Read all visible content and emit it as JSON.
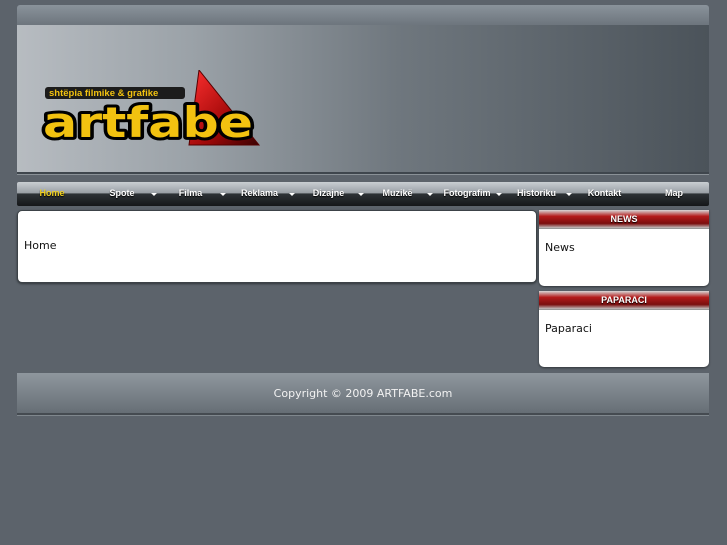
{
  "header": {
    "logo_text": "ARTFABE",
    "tagline": "shtëpia filmike & grafike"
  },
  "nav": {
    "items": [
      {
        "label": "Home",
        "active": true,
        "has_submenu": false
      },
      {
        "label": "Spote",
        "active": false,
        "has_submenu": true
      },
      {
        "label": "Filma",
        "active": false,
        "has_submenu": true
      },
      {
        "label": "Reklama",
        "active": false,
        "has_submenu": true
      },
      {
        "label": "Dizajne",
        "active": false,
        "has_submenu": true
      },
      {
        "label": "Muzikë",
        "active": false,
        "has_submenu": true
      },
      {
        "label": "Fotografim",
        "active": false,
        "has_submenu": true
      },
      {
        "label": "Historiku",
        "active": false,
        "has_submenu": true
      },
      {
        "label": "Kontakt",
        "active": false,
        "has_submenu": false
      },
      {
        "label": "Map",
        "active": false,
        "has_submenu": false
      }
    ]
  },
  "main": {
    "content_text": "Home"
  },
  "sidebar": {
    "news": {
      "title": "NEWS",
      "body": "News"
    },
    "paparaci": {
      "title": "PAPARACI",
      "body": "Paparaci"
    }
  },
  "footer": {
    "copyright": "Copyright © 2009 ARTFABE.com"
  },
  "colors": {
    "background": "#5c636b",
    "nav_active": "#f0d020",
    "side_title_red": "#b31b1b"
  }
}
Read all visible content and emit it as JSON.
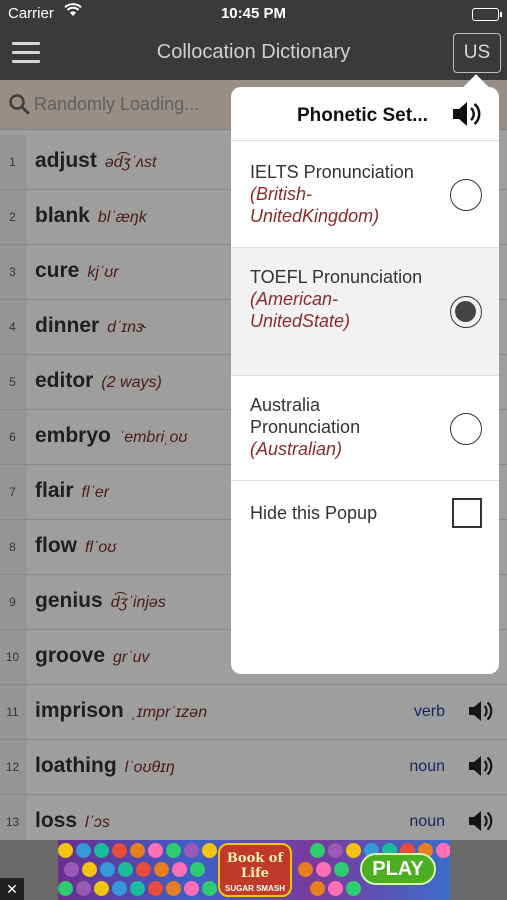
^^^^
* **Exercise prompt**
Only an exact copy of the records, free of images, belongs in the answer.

* **Answer to this task**
Read all visible content and emit it as JSON.
{
  "header": {
    "logo_text": "ARTFABE",
    "tagline": "shtëpia filmike & grafike"
  },
  "nav": {
    "items": [
      {
        "label": "Home",
        "active": true,
        "has_submenu": false
      },
      {
        "label": "Spote",
        "active": false,
        "has_submenu": true
      },
      {
        "label": "Filma",
        "active": false,
        "has_submenu": true
      },
      {
        "label": "Reklama",
        "active": false,
        "has_submenu": true
      },
      {
        "label": "Dizajne",
        "active": false,
        "has_submenu": true
      },
      {
        "label": "Muzikë",
        "active": false,
        "has_submenu": true
      },
      {
        "label": "Fotografim",
        "active": false,
        "has_submenu": true
      },
      {
        "label": "Historiku",
        "active": false,
        "has_submenu": true
      },
      {
        "label": "Kontakt",
        "active": false,
        "has_submenu": false
      },
      {
        "label": "Map",
        "active": false,
        "has_submenu": false
      }
    ]
  },
  "main": {
    "content_text": "Home"
  },
  "sidebar": {
    "news": {
      "title": "NEWS",
      "body": "News"
    },
    "paparaci": {
      "title": "PAPARACI",
      "body": "Paparaci"
    }
  },
  "footer": {
    "copyright": "Copyright © 2009 ARTFABE.com"
  },
  "colors": {
    "background": "#5c636b",
    "nav_active": "#f0d020",
    "side_title_red": "#b31b1b"
  }
}
Read all visible content and emit it as JSON.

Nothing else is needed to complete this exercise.